## THE TASK
Word for word, restate the records that come next, omitting the images.

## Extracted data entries
= = = = =

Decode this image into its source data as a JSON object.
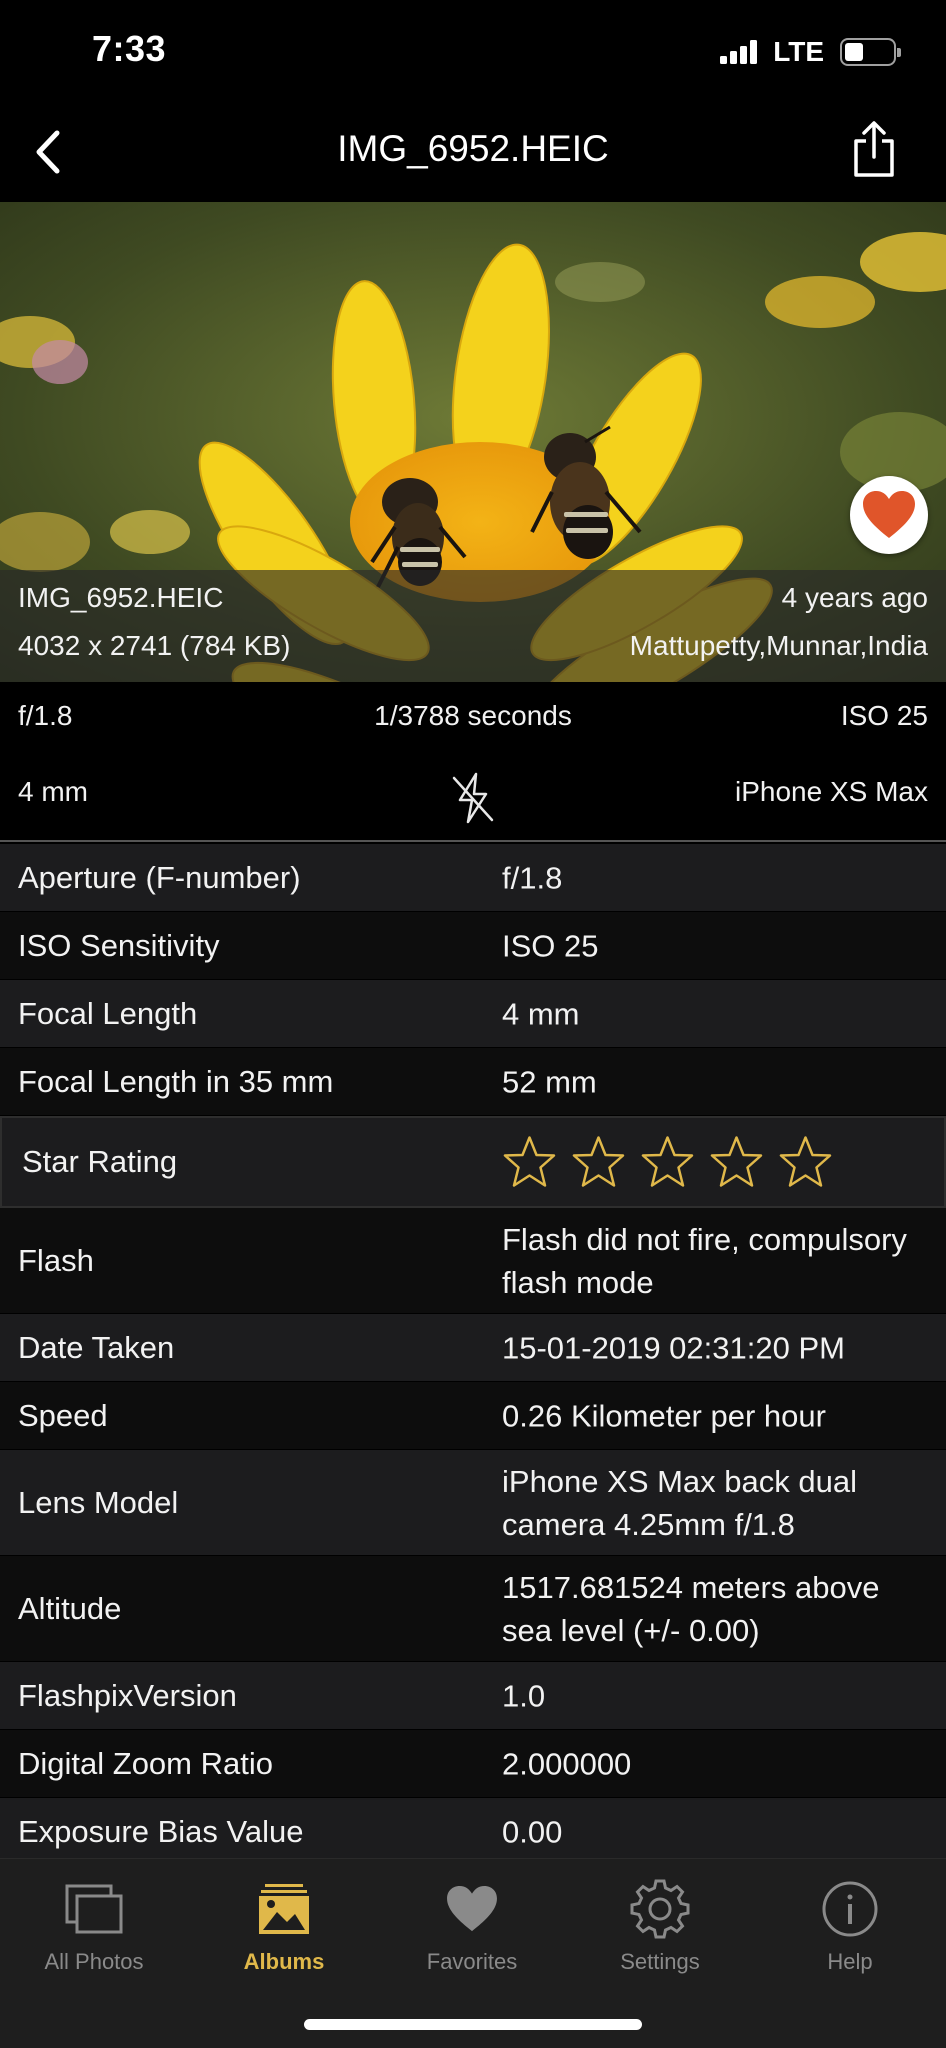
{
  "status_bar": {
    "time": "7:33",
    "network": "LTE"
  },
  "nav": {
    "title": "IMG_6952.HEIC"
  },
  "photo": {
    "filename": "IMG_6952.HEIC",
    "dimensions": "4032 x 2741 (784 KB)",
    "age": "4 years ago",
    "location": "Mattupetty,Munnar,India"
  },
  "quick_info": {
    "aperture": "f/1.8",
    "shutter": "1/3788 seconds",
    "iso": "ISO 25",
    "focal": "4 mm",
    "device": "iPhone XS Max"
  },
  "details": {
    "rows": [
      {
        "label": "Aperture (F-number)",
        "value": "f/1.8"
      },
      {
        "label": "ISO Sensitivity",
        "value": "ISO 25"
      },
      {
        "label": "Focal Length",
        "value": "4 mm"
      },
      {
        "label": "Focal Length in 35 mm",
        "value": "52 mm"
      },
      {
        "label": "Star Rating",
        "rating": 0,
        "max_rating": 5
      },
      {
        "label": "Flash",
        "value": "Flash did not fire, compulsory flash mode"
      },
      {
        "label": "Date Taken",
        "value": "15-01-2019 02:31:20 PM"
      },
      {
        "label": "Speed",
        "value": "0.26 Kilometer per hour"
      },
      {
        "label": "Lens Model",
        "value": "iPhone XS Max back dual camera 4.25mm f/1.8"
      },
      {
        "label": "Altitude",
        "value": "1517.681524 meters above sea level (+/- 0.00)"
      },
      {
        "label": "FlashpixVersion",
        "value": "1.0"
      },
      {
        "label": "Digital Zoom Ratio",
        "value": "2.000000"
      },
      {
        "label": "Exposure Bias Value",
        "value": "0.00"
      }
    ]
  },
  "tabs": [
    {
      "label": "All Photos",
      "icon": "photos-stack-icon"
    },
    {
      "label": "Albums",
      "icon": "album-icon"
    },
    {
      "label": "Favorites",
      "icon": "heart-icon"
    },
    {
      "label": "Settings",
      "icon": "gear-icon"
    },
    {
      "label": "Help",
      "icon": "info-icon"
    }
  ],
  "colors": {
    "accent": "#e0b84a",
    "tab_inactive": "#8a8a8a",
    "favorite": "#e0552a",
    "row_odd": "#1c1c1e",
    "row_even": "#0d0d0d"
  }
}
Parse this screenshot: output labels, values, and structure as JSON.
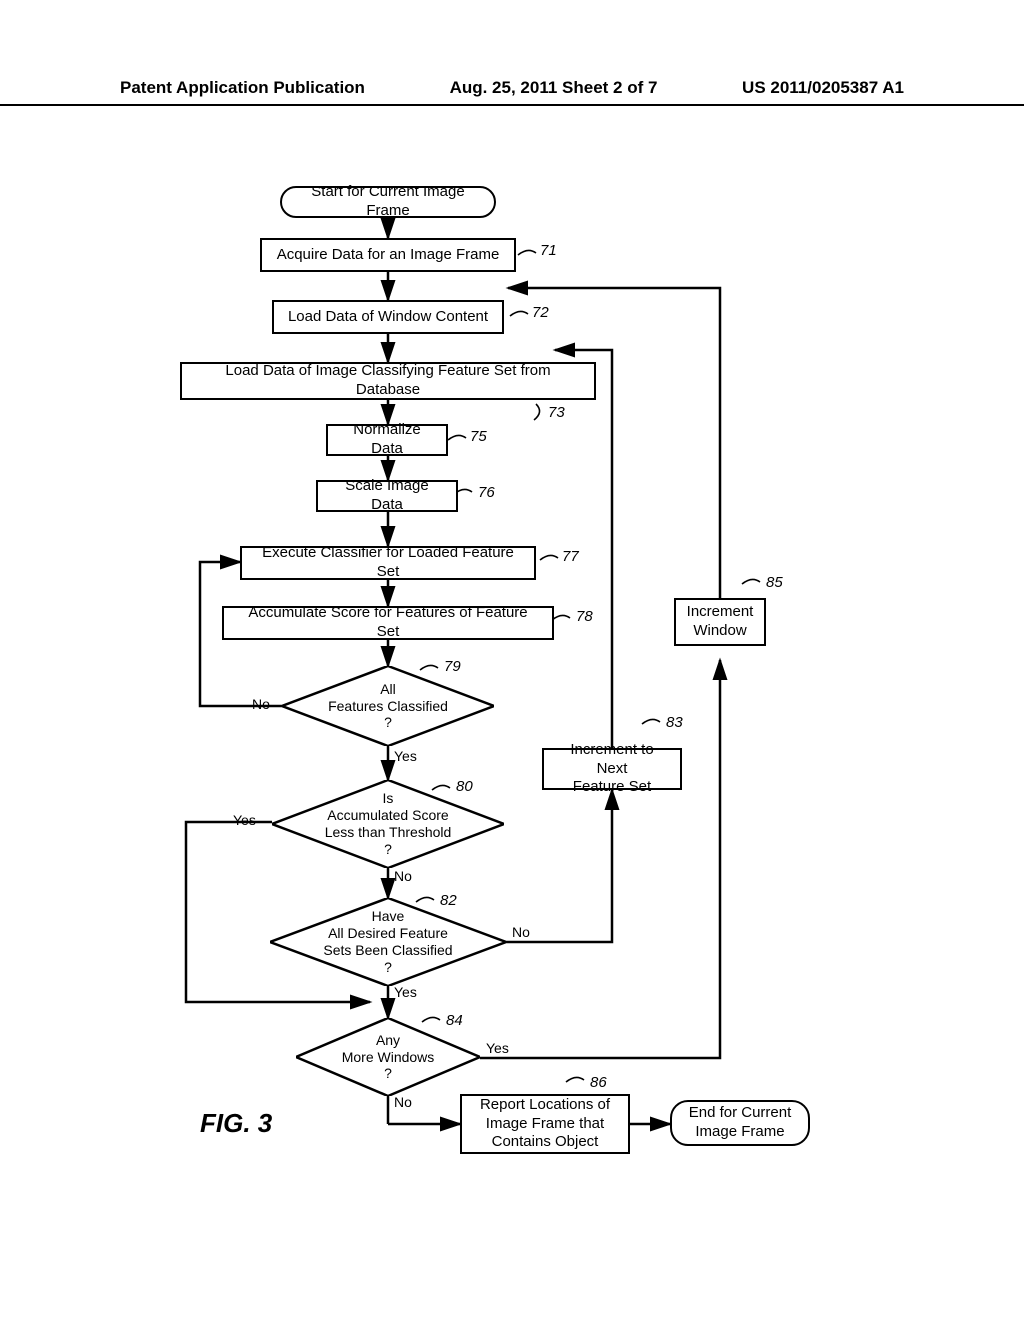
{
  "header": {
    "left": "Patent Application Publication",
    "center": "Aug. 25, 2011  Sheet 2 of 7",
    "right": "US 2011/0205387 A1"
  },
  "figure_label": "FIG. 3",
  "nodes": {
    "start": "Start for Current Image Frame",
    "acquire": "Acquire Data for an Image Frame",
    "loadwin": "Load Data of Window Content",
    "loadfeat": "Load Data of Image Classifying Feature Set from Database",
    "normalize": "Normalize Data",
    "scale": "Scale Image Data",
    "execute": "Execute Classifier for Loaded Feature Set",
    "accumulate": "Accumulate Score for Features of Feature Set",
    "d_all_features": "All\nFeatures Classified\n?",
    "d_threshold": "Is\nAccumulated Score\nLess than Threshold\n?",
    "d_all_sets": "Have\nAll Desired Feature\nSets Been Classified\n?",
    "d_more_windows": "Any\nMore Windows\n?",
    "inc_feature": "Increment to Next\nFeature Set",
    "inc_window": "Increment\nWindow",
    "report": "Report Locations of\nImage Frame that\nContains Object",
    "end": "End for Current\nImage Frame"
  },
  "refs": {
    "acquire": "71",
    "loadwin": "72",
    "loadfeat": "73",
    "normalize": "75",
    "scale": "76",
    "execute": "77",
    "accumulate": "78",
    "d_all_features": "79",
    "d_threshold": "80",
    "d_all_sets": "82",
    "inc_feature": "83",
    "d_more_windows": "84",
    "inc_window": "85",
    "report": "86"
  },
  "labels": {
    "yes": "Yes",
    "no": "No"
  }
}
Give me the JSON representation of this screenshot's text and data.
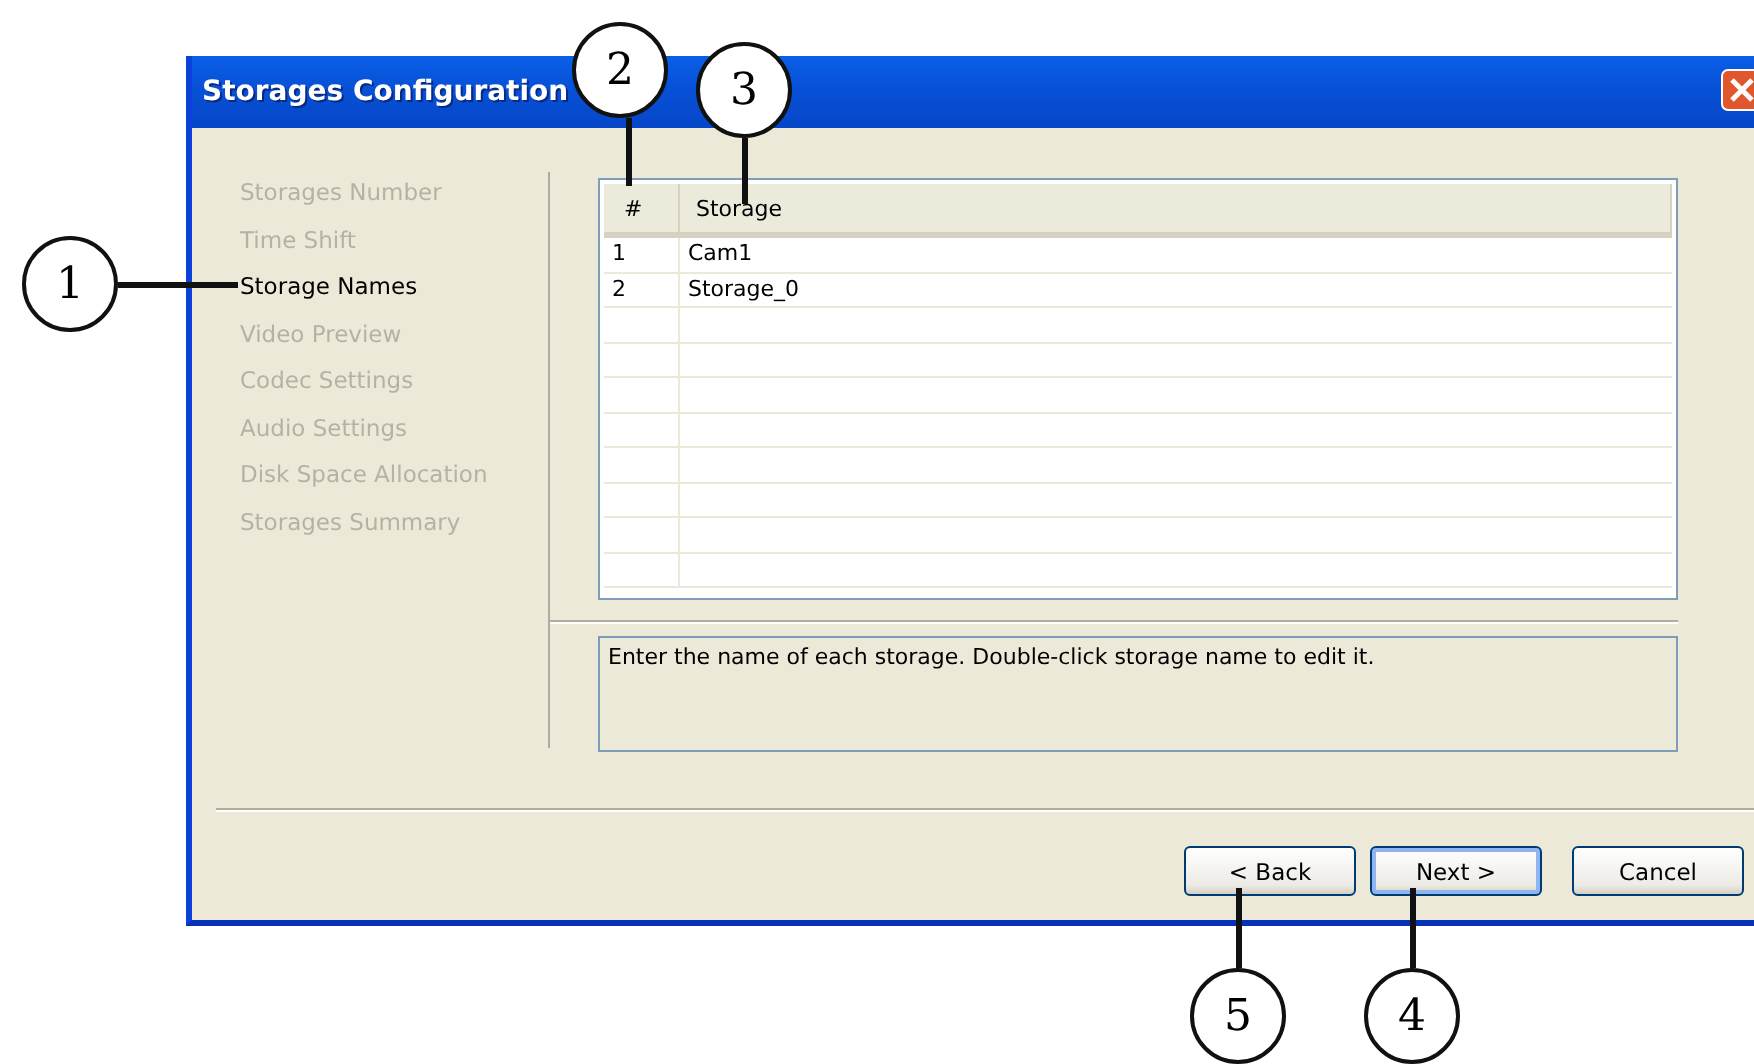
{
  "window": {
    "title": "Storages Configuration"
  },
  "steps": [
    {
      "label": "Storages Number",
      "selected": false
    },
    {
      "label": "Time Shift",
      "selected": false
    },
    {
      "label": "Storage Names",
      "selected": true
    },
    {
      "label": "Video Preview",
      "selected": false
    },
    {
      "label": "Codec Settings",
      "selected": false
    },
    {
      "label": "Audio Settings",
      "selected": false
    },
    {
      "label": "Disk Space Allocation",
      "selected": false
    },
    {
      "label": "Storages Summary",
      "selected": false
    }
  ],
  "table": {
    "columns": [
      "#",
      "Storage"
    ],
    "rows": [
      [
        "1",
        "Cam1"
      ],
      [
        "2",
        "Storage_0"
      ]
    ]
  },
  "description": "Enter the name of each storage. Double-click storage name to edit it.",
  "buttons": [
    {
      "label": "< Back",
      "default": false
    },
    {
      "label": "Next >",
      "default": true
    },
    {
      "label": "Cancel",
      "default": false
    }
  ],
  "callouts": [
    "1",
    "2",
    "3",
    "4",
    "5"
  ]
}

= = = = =

## TASK RESULT
Decode this image into its source data as a JSON object.
{
  "status_bar": {
    "time": "7:33",
    "network": "LTE"
  },
  "nav": {
    "title": "IMG_6952.HEIC"
  },
  "photo": {
    "filename": "IMG_6952.HEIC",
    "dimensions": "4032 x 2741 (784 KB)",
    "age": "4 years ago",
    "location": "Mattupetty,Munnar,India"
  },
  "quick_info": {
    "aperture": "f/1.8",
    "shutter": "1/3788 seconds",
    "iso": "ISO 25",
    "focal": "4 mm",
    "device": "iPhone XS Max"
  },
  "details": {
    "rows": [
      {
        "label": "Aperture (F-number)",
        "value": "f/1.8"
      },
      {
        "label": "ISO Sensitivity",
        "value": "ISO 25"
      },
      {
        "label": "Focal Length",
        "value": "4 mm"
      },
      {
        "label": "Focal Length in 35 mm",
        "value": "52 mm"
      },
      {
        "label": "Star Rating",
        "rating": 0,
        "max_rating": 5
      },
      {
        "label": "Flash",
        "value": "Flash did not fire, compulsory flash mode"
      },
      {
        "label": "Date Taken",
        "value": "15-01-2019 02:31:20 PM"
      },
      {
        "label": "Speed",
        "value": "0.26 Kilometer per hour"
      },
      {
        "label": "Lens Model",
        "value": "iPhone XS Max back dual camera 4.25mm f/1.8"
      },
      {
        "label": "Altitude",
        "value": "1517.681524 meters above sea level (+/- 0.00)"
      },
      {
        "label": "FlashpixVersion",
        "value": "1.0"
      },
      {
        "label": "Digital Zoom Ratio",
        "value": "2.000000"
      },
      {
        "label": "Exposure Bias Value",
        "value": "0.00"
      }
    ]
  },
  "tabs": [
    {
      "label": "All Photos",
      "icon": "photos-stack-icon"
    },
    {
      "label": "Albums",
      "icon": "album-icon"
    },
    {
      "label": "Favorites",
      "icon": "heart-icon"
    },
    {
      "label": "Settings",
      "icon": "gear-icon"
    },
    {
      "label": "Help",
      "icon": "info-icon"
    }
  ],
  "colors": {
    "accent": "#e0b84a",
    "tab_inactive": "#8a8a8a",
    "favorite": "#e0552a",
    "row_odd": "#1c1c1e",
    "row_even": "#0d0d0d"
  }
}
Parse this screenshot: output labels, values, and structure as JSON.
{
  "header": {
    "left": "Patent Application Publication",
    "center": "Aug. 25, 2011  Sheet 2 of 7",
    "right": "US 2011/0205387 A1"
  },
  "figure_label": "FIG. 3",
  "nodes": {
    "start": "Start for Current Image Frame",
    "acquire": "Acquire Data for an Image Frame",
    "loadwin": "Load Data of Window Content",
    "loadfeat": "Load Data of Image Classifying Feature Set from Database",
    "normalize": "Normalize Data",
    "scale": "Scale Image Data",
    "execute": "Execute Classifier for Loaded Feature Set",
    "accumulate": "Accumulate Score for Features of Feature Set",
    "d_all_features": "All\nFeatures Classified\n?",
    "d_threshold": "Is\nAccumulated Score\nLess than Threshold\n?",
    "d_all_sets": "Have\nAll Desired Feature\nSets Been Classified\n?",
    "d_more_windows": "Any\nMore Windows\n?",
    "inc_feature": "Increment to Next\nFeature Set",
    "inc_window": "Increment\nWindow",
    "report": "Report Locations of\nImage Frame that\nContains Object",
    "end": "End for Current\nImage Frame"
  },
  "refs": {
    "acquire": "71",
    "loadwin": "72",
    "loadfeat": "73",
    "normalize": "75",
    "scale": "76",
    "execute": "77",
    "accumulate": "78",
    "d_all_features": "79",
    "d_threshold": "80",
    "d_all_sets": "82",
    "inc_feature": "83",
    "d_more_windows": "84",
    "inc_window": "85",
    "report": "86"
  },
  "labels": {
    "yes": "Yes",
    "no": "No"
  }
}
Give me the JSON representation of this screenshot's text and data.
{
  "window": {
    "title": "Storages Configuration"
  },
  "steps": [
    {
      "label": "Storages Number",
      "selected": false
    },
    {
      "label": "Time Shift",
      "selected": false
    },
    {
      "label": "Storage Names",
      "selected": true
    },
    {
      "label": "Video Preview",
      "selected": false
    },
    {
      "label": "Codec Settings",
      "selected": false
    },
    {
      "label": "Audio Settings",
      "selected": false
    },
    {
      "label": "Disk Space Allocation",
      "selected": false
    },
    {
      "label": "Storages Summary",
      "selected": false
    }
  ],
  "table": {
    "columns": [
      "#",
      "Storage"
    ],
    "rows": [
      [
        "1",
        "Cam1"
      ],
      [
        "2",
        "Storage_0"
      ]
    ]
  },
  "description": "Enter the name of each storage. Double-click storage name to edit it.",
  "buttons": [
    {
      "label": "< Back",
      "default": false
    },
    {
      "label": "Next >",
      "default": true
    },
    {
      "label": "Cancel",
      "default": false
    }
  ],
  "callouts": [
    "1",
    "2",
    "3",
    "4",
    "5"
  ]
}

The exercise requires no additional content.